[Dataset rows for apps and sites]
☆ ☆ ☆ ☆ ☆

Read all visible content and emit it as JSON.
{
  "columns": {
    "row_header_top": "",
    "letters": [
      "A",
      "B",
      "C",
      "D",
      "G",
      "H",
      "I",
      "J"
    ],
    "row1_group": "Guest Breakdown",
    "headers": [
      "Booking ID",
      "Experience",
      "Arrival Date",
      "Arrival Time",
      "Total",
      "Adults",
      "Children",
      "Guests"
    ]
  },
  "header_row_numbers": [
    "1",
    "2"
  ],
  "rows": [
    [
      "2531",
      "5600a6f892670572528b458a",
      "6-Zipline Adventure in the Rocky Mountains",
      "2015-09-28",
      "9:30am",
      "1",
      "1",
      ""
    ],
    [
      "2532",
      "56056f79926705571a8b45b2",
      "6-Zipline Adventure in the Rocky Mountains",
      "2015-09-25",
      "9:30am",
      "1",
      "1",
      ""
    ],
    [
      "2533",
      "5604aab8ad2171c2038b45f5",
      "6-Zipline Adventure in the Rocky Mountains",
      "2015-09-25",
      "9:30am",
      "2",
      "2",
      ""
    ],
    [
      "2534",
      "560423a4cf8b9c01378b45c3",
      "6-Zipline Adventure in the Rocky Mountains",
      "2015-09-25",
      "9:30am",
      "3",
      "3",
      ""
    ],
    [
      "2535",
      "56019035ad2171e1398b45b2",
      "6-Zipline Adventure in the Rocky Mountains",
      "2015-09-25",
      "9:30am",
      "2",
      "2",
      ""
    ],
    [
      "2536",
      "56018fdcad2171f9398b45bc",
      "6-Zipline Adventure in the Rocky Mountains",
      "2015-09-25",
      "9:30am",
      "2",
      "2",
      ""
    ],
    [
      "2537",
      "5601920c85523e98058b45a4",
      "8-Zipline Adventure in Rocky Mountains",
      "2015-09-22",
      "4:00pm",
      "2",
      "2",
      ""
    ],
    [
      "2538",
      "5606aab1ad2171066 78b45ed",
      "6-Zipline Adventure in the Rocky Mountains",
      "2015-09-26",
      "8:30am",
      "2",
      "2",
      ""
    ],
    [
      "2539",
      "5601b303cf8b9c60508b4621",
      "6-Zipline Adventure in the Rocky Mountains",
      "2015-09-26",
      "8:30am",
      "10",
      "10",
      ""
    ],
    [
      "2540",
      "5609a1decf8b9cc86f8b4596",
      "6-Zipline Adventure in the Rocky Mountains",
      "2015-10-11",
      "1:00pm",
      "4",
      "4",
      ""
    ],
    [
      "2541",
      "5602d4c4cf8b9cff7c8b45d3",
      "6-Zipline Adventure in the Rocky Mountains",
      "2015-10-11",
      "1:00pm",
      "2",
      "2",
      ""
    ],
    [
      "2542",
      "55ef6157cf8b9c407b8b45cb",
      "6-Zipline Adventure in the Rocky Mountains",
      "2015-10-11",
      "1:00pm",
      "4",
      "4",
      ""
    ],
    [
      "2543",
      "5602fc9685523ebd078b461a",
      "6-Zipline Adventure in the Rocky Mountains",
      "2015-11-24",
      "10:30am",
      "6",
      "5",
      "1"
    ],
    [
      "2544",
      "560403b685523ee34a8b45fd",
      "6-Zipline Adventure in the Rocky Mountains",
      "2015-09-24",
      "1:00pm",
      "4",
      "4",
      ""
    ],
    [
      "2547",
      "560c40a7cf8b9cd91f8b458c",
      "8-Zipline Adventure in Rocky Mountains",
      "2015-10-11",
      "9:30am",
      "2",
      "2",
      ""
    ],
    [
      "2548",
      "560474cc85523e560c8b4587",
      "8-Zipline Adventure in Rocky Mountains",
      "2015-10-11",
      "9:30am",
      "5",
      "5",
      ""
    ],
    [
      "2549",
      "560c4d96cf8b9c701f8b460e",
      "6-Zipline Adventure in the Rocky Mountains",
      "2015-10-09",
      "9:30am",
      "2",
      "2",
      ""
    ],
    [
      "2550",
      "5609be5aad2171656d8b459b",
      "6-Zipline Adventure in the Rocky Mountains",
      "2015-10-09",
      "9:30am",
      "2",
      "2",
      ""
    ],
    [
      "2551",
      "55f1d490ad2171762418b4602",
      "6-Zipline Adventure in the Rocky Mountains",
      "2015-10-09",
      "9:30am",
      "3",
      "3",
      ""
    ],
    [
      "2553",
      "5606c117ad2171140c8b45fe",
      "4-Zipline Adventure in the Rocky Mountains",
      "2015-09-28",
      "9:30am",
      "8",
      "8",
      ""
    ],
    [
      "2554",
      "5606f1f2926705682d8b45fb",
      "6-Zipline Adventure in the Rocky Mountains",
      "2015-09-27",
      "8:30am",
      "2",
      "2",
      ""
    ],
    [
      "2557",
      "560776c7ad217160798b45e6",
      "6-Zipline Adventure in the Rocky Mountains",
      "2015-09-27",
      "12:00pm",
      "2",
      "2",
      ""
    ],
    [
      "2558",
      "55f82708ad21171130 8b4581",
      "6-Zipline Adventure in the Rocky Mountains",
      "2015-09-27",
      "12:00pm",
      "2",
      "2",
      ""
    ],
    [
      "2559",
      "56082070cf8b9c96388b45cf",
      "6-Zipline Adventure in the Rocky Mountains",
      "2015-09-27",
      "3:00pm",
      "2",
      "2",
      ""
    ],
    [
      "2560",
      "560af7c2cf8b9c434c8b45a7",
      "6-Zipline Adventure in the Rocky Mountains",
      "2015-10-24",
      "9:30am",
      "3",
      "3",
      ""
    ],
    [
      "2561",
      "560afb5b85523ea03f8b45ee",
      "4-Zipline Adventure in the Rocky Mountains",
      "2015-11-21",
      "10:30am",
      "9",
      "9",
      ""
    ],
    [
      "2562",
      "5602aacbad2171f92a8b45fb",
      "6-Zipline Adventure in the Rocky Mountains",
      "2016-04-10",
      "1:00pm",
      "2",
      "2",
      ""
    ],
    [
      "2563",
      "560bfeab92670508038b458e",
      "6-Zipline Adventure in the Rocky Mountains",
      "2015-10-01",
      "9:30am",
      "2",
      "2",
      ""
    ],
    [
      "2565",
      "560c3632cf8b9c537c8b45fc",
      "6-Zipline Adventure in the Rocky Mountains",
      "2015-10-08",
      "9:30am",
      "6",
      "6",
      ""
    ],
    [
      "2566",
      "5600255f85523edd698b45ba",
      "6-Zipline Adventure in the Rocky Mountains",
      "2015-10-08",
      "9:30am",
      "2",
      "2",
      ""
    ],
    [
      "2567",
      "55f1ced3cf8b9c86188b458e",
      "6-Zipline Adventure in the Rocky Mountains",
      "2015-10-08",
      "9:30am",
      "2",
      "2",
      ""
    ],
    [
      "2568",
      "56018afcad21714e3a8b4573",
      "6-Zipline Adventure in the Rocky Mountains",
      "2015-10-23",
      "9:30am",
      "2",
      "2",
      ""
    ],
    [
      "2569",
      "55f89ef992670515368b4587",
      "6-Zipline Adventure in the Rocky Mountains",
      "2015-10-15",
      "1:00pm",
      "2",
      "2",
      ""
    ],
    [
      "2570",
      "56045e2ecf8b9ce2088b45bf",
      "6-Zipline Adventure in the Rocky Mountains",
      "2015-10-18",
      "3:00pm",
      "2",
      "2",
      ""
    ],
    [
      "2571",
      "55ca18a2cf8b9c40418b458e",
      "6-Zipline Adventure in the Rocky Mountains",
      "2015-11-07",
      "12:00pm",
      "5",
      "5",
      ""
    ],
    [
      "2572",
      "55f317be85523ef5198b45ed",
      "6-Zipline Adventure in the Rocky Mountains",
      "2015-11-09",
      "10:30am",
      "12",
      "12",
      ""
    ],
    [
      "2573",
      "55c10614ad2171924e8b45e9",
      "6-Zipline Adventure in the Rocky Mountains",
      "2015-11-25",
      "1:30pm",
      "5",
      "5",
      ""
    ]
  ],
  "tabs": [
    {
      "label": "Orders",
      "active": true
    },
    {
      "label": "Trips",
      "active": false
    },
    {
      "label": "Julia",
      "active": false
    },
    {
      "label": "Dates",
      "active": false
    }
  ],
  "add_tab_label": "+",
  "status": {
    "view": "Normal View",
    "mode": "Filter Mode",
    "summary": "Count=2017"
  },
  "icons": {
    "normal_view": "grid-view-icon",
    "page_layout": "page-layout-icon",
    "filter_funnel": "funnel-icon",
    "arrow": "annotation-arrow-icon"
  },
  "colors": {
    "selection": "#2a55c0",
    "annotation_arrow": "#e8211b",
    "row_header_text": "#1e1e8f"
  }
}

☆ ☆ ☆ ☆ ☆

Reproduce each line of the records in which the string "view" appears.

    "view": "Normal View",
    "normal_view": "grid-view-icon",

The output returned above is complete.